It’s said Thatcher stood up for freedom and democracy in the world. She didn’t in South Africa, where she opposed sanctions against apartheid and called Nelson Mandela a ‘terrorist’. She didn’t in Chile, where she supported the murderer and torturer Augusto Pinochet. She didn’t in Cambodia, where she gave support to the Khmer Rouge, of all people.
It’s said that Thatcher’s greatest free market legacy is privatisation. It isn’t. Thatcher’s privatisations did not create competitive free markets. Instead, the government went for as much money as it could get by selling off public assets in big, monopolistic lumps. The cash came in handy for the chancellor, Nigel Lawson, who used it to claim he had balanced the budget in 1988. But the legacy is one of parasitic cartels, like in the energy sector, where a few big companies are free to bleed customers dry.
It’s said that Thatcher created a ‘property-owning democracy’ through the sale of council houses. But this led to a chronic shortage of social housing which has pushed up house prices.

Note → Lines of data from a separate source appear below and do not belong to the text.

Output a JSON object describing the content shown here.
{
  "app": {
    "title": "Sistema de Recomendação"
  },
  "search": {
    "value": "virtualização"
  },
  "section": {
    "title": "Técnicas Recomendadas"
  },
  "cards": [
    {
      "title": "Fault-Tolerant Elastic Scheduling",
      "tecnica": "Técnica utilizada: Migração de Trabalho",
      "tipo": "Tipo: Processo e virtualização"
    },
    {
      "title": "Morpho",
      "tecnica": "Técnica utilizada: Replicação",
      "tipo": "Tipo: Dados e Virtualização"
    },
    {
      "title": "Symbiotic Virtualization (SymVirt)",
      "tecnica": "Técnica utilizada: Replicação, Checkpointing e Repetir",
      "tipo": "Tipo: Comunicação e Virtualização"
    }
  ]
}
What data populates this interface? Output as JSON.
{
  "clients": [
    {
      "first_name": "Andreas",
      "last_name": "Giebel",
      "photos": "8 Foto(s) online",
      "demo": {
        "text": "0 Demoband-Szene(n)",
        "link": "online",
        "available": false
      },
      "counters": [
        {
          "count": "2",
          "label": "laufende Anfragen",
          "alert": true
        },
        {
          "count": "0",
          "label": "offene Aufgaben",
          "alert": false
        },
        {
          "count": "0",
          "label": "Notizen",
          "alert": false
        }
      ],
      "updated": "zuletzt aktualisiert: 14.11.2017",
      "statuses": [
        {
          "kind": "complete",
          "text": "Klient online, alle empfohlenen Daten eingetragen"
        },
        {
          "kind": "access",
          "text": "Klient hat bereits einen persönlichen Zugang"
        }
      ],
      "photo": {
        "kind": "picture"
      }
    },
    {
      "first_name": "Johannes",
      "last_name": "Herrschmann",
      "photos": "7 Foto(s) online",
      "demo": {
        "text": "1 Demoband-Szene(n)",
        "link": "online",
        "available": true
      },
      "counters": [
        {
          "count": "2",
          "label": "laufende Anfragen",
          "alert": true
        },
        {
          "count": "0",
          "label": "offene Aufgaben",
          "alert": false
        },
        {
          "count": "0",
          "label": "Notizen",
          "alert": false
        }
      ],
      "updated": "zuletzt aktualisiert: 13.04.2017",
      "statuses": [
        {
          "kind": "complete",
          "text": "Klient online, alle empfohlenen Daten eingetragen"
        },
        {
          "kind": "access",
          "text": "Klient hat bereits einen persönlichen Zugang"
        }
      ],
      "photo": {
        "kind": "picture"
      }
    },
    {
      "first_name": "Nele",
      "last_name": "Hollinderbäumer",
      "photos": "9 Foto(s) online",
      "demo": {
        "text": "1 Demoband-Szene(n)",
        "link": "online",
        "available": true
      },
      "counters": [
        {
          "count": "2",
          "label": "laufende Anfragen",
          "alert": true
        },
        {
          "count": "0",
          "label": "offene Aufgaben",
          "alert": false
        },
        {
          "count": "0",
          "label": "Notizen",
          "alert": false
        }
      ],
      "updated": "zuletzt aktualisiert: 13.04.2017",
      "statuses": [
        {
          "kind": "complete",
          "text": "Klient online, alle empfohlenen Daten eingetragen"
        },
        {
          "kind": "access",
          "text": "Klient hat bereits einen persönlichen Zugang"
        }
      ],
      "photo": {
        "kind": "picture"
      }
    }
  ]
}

It’s said that Thatcher ‘rolled back the state’. But, with the exception of the economy, where the state did retreat, Thatcher’s government intervened in areas of British society like none before it. It imposed draconian laws on one particular type of voluntary organisation – trade unions.
She told the truth later in life when she said that her legacy was New Labour. In so many of her other goals, she failed.
Tony Blair and Gordon Brown did more to institutionalise Thatcherism than the woman herself. Before New Labour, in the early 1990s, in the midst of a recession, it was a truism that Thatcherism had been an economic failure. The fact that many of the myths discussed here have been revived is in large part due to New Labour.